== Dataset records

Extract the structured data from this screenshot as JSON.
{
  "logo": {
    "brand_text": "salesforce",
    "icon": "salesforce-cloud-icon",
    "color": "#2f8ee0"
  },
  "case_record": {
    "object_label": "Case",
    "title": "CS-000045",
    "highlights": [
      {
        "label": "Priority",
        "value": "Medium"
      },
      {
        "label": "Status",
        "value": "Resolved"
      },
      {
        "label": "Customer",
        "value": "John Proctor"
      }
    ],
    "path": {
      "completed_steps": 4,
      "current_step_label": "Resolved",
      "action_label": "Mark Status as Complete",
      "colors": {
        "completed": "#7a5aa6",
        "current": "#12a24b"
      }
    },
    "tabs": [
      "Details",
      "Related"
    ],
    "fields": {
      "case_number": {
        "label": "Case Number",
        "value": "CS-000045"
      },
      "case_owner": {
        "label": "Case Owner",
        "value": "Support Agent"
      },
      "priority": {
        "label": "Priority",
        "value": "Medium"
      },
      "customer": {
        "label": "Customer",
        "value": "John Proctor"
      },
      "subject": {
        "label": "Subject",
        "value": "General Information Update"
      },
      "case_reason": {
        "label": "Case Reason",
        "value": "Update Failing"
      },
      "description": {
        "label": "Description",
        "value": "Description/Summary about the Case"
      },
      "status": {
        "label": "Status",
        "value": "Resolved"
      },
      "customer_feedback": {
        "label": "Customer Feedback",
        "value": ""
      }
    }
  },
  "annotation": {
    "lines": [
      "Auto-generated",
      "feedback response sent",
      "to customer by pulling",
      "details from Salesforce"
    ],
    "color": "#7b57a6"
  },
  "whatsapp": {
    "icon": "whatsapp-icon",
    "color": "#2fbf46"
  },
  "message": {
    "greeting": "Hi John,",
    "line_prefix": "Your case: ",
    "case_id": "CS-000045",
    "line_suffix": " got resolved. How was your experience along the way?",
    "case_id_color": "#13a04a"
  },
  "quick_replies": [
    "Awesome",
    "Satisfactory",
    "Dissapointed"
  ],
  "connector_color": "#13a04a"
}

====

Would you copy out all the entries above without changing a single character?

▶ **Answer**:
Extract the structured data from this screenshot as JSON.
{
  "logo": {
    "brand_text": "salesforce",
    "icon": "salesforce-cloud-icon",
    "color": "#2f8ee0"
  },
  "case_record": {
    "object_label": "Case",
    "title": "CS-000045",
    "highlights": [
      {
        "label": "Priority",
        "value": "Medium"
      },
      {
        "label": "Status",
        "value": "Resolved"
      },
      {
        "label": "Customer",
        "value": "John Proctor"
      }
    ],
    "path": {
      "completed_steps": 4,
      "current_step_label": "Resolved",
      "action_label": "Mark Status as Complete",
      "colors": {
        "completed": "#7a5aa6",
        "current": "#12a24b"
      }
    },
    "tabs": [
      "Details",
      "Related"
    ],
    "fields": {
      "case_number": {
        "label": "Case Number",
        "value": "CS-000045"
      },
      "case_owner": {
        "label": "Case Owner",
        "value": "Support Agent"
      },
      "priority": {
        "label": "Priority",
        "value": "Medium"
      },
      "customer": {
        "label": "Customer",
        "value": "John Proctor"
      },
      "subject": {
        "label": "Subject",
        "value": "General Information Update"
      },
      "case_reason": {
        "label": "Case Reason",
        "value": "Update Failing"
      },
      "description": {
        "label": "Description",
        "value": "Description/Summary about the Case"
      },
      "status": {
        "label": "Status",
        "value": "Resolved"
      },
      "customer_feedback": {
        "label": "Customer Feedback",
        "value": ""
      }
    }
  },
  "annotation": {
    "lines": [
      "Auto-generated",
      "feedback response sent",
      "to customer by pulling",
      "details from Salesforce"
    ],
    "color": "#7b57a6"
  },
  "whatsapp": {
    "icon": "whatsapp-icon",
    "color": "#2fbf46"
  },
  "message": {
    "greeting": "Hi John,",
    "line_prefix": "Your case: ",
    "case_id": "CS-000045",
    "line_suffix": " got resolved. How was your experience along the way?",
    "case_id_color": "#13a04a"
  },
  "quick_replies": [
    "Awesome",
    "Satisfactory",
    "Dissapointed"
  ],
  "connector_color": "#13a04a"
}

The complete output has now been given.